* [Task brief] What lines in the following entries hold the word "birthday"? Copy each one.

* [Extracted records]
=== Begin Enclosure ===

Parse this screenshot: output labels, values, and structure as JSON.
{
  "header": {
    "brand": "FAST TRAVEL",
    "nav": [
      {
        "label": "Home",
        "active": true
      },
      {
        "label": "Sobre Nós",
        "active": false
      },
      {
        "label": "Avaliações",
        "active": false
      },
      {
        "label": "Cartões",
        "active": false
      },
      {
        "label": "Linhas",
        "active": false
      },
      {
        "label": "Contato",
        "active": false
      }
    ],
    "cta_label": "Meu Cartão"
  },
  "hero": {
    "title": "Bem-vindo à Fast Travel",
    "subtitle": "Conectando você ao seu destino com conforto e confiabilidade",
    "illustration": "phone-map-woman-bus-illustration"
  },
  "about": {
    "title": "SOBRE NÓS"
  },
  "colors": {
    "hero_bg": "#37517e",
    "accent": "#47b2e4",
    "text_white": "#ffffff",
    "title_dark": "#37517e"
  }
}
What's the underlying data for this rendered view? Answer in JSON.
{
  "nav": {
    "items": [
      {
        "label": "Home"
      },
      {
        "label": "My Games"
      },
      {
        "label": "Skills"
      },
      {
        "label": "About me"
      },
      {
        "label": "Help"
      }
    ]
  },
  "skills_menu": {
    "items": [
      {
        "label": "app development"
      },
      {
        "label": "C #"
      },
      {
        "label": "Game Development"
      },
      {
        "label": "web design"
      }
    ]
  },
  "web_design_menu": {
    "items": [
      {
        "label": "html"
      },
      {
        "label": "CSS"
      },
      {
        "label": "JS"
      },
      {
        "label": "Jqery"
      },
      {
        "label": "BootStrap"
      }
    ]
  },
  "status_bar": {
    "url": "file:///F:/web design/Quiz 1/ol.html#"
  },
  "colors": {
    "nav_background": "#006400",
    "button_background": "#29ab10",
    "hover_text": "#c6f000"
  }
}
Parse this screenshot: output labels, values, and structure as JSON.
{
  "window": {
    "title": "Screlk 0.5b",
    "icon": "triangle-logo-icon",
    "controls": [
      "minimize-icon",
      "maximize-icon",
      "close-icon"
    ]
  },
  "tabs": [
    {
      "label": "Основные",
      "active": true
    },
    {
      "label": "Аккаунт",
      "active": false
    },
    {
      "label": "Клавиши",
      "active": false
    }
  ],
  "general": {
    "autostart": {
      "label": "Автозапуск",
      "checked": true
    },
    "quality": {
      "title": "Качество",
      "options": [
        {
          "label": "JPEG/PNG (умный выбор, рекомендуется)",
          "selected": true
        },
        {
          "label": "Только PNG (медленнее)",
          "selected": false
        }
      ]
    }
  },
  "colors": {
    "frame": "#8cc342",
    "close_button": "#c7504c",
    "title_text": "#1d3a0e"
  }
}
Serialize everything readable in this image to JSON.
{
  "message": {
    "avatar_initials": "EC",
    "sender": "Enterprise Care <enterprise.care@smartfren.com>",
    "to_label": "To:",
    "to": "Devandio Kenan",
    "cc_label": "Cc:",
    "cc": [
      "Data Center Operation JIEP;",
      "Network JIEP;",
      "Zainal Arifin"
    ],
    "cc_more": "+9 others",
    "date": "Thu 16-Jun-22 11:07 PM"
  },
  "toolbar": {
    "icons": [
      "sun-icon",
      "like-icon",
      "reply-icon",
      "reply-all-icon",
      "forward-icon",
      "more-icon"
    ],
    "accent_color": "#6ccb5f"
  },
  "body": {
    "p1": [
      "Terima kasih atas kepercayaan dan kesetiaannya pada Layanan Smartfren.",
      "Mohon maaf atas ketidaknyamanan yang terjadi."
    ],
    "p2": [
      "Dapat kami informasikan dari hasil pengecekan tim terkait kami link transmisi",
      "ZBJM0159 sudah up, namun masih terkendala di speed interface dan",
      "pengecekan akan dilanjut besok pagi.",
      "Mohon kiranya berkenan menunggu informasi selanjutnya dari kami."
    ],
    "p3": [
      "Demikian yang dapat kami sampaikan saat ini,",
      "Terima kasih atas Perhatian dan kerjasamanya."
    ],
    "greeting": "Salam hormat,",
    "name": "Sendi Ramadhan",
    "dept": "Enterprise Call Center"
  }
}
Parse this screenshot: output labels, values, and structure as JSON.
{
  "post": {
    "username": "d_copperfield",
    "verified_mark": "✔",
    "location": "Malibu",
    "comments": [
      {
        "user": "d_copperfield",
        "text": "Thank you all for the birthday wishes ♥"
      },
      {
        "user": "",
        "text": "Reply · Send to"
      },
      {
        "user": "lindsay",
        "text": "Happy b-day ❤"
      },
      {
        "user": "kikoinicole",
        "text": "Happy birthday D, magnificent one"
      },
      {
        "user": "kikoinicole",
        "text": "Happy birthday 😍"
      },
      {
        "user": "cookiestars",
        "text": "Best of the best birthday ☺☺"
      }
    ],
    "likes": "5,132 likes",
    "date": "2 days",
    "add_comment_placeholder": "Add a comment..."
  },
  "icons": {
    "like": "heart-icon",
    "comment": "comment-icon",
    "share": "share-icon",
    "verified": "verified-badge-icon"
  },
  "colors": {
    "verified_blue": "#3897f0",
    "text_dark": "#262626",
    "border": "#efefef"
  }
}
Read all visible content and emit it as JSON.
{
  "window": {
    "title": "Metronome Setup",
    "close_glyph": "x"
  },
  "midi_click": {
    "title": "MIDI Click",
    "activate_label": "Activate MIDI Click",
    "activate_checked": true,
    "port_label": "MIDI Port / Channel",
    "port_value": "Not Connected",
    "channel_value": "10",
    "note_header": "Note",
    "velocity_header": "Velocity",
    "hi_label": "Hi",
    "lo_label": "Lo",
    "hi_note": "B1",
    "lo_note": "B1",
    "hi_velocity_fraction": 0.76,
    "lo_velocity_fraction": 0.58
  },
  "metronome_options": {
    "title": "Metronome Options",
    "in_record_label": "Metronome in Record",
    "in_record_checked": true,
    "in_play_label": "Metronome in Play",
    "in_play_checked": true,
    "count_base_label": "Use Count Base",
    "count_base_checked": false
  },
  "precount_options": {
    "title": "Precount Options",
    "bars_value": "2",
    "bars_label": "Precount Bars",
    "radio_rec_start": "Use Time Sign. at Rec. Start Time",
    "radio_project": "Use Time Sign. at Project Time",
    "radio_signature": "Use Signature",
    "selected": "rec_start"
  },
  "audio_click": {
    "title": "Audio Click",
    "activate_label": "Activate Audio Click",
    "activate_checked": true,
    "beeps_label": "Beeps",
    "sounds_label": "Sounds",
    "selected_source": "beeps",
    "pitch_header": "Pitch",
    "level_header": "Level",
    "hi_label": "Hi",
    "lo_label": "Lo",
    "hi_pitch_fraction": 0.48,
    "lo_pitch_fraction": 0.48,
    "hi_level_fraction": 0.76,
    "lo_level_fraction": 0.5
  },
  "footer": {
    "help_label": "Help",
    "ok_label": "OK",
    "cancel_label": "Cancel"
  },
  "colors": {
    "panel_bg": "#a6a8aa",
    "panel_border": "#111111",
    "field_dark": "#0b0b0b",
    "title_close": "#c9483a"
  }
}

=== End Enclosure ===

* [Answer section]
        "text": "Thank you all for the birthday wishes ♥"
        "text": "Happy birthday D, magnificent one"
        "text": "Happy birthday 😍"
        "text": "Best of the best birthday ☺☺"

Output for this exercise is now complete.